Although the benefits are numerous, several disadvantages do exist. The equipment and techniques are expensive, highly specialized and require extensive training. Training programs are beginning to emerge utilizing box trainers, simulators, and video games to develop basic skills. Many contemporary video game consoles require similar skills – improving precision, accuracy, two-hand coordination and the concept of 3D movements on a 2D screen. Lastly, not all procedures can be completed successfully through a minimally invasive approach, requiring conversion to a traditional approach for completion.
Case Example #1:
Simon is a 10-year-old golden retriever who presented to his primary veterinarian for signs of lethargy, anorexia and collapse. He was diagnosed with cardiac tamponade as a result of pericardial effusion.

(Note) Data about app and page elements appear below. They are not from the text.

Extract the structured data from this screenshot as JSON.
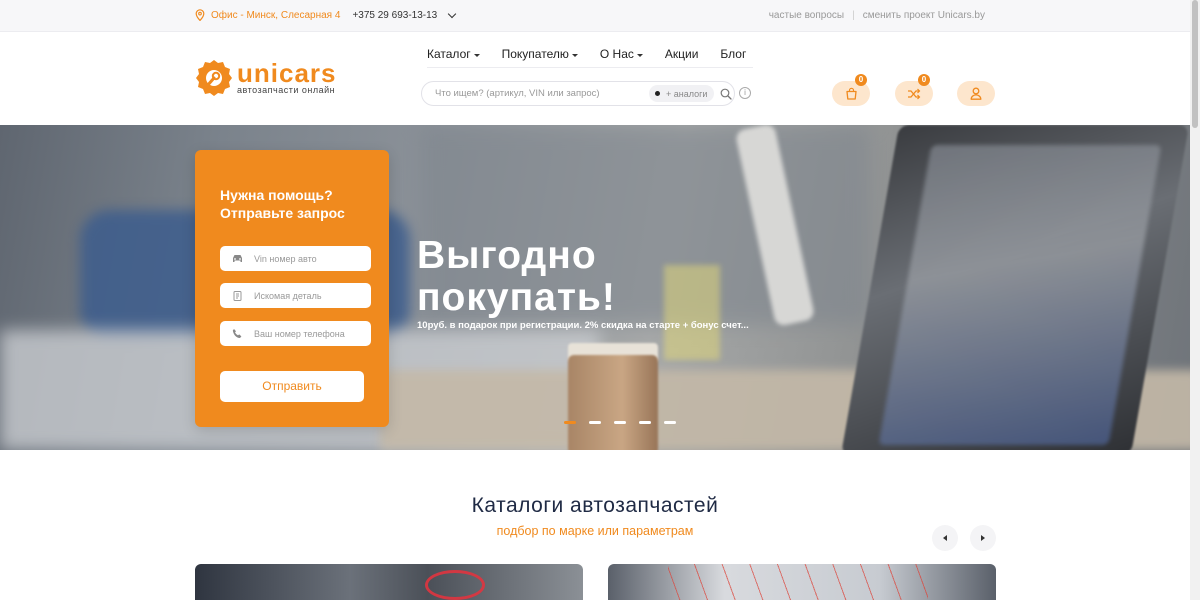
{
  "topbar": {
    "office": "Офис - Минск, Слесарная 4",
    "phone": "+375 29 693-13-13",
    "faq_link": "частые вопросы",
    "divider": "|",
    "switch_link": "сменить проект Unicars.by"
  },
  "logo": {
    "name": "unicars",
    "tagline": "автозапчасти онлайн"
  },
  "nav": {
    "items": [
      {
        "label": "Каталог",
        "dropdown": true
      },
      {
        "label": "Покупателю",
        "dropdown": true
      },
      {
        "label": "О Нас",
        "dropdown": true
      },
      {
        "label": "Акции",
        "dropdown": false
      },
      {
        "label": "Блог",
        "dropdown": false
      }
    ]
  },
  "search": {
    "placeholder": "Что ищем? (артикул, VIN или запрос)",
    "analog_label": "+ аналоги",
    "info_symbol": "i"
  },
  "header_buttons": {
    "cart_count": "0",
    "compare_count": "0"
  },
  "hero": {
    "title": "Выгодно покупать!",
    "subtitle": "10руб. в подарок при регистрации. 2% скидка на старте + бонус счет...",
    "slides_total": 5,
    "active_slide": 1
  },
  "help_form": {
    "title": "Нужна помощь? Отправьте запрос",
    "vin_placeholder": "Vin номер авто",
    "part_placeholder": "Искомая деталь",
    "phone_placeholder": "Ваш номер телефона",
    "submit_label": "Отправить"
  },
  "catalogs": {
    "title": "Каталоги автозапчастей",
    "subtitle": "подбор по марке или параметрам"
  },
  "colors": {
    "accent": "#f08a1e",
    "accent_light": "#fde6cd",
    "heading": "#1f2a44"
  }
}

An echocardiogram was performed by Anthony Tobias, PhD, BVSc, DACVIM-Cardiology, to evaluate for cardiac and heart-based tumors. Happily, none were identified. However, an enlarged lymph node was identified in the cranial mediastinum. A conservative approach was elected, and the tamponade did not return until almost 6 months later. Following stabilization, another echocardiogram was performed with no obvious tumors and no changes in size of the enlarged lymph node. Staging was performed and was clear of any evidence of metastatic disease. It was elected to pursue pericardectomy and lymph node excision. Simon underwent thoracoscopic lymph node extirpation and pericardectomy. Pericardioscopic examination confirmed that there was not a right atrial mass nor a heart-based tumor. Anesthesia and recovery was smooth, and within hours of the procedure, the thoracostomy tube was removed and Simon was up, eating and ready to go home. Unfortunately, the biopsy report concluded that the lymph node was effaced with metastatic carcinoma; along with intravascular emboli within the pericardium. Prior to the ability to offer a minimally-invasive approach, Simon would have undergone a median sternotomy, spent 1-2 days in the hospital, and 2-4 weeks recovering. Within 1 week of the procedure, he was back to his normal activity and reportedly feeling great! Although his long-term prognosis is very guarded, a less invasive procedure provided a diagnosis, therapeutic benefit and a faster recovery to enjoy his time left.
Case Example #2:
Bogart (Bo) is an 8-month-old, mixed breed dog who presented for forelimb lameness exacerbated with exercise. Examination revealed bilateral pain associated with the elbows and radiographs exhibited mild signs associated with medial compartment disease or elbow dysplasia. Bilateral elbow arthroscopy was performed revealing medial coronoid disease, and debridement was performed. Bo was able to return to normal activity within 2 months following surgery. He no longer has lameness and does not require pain medication. Prior to the availability of arthroscopy, a medial arthrotomy would have been performed occasionally requiring transection of the medial collateral ligament. With the medial arthrotomy, recovery was prolonged, complications increased, and outcomes less favorable than compared to an arthroscopic approach.
If you would like to learn more about minimally invasive surgery or consult on a case you feel may benefit from a minimally invasive procedure, please feel free to contact us.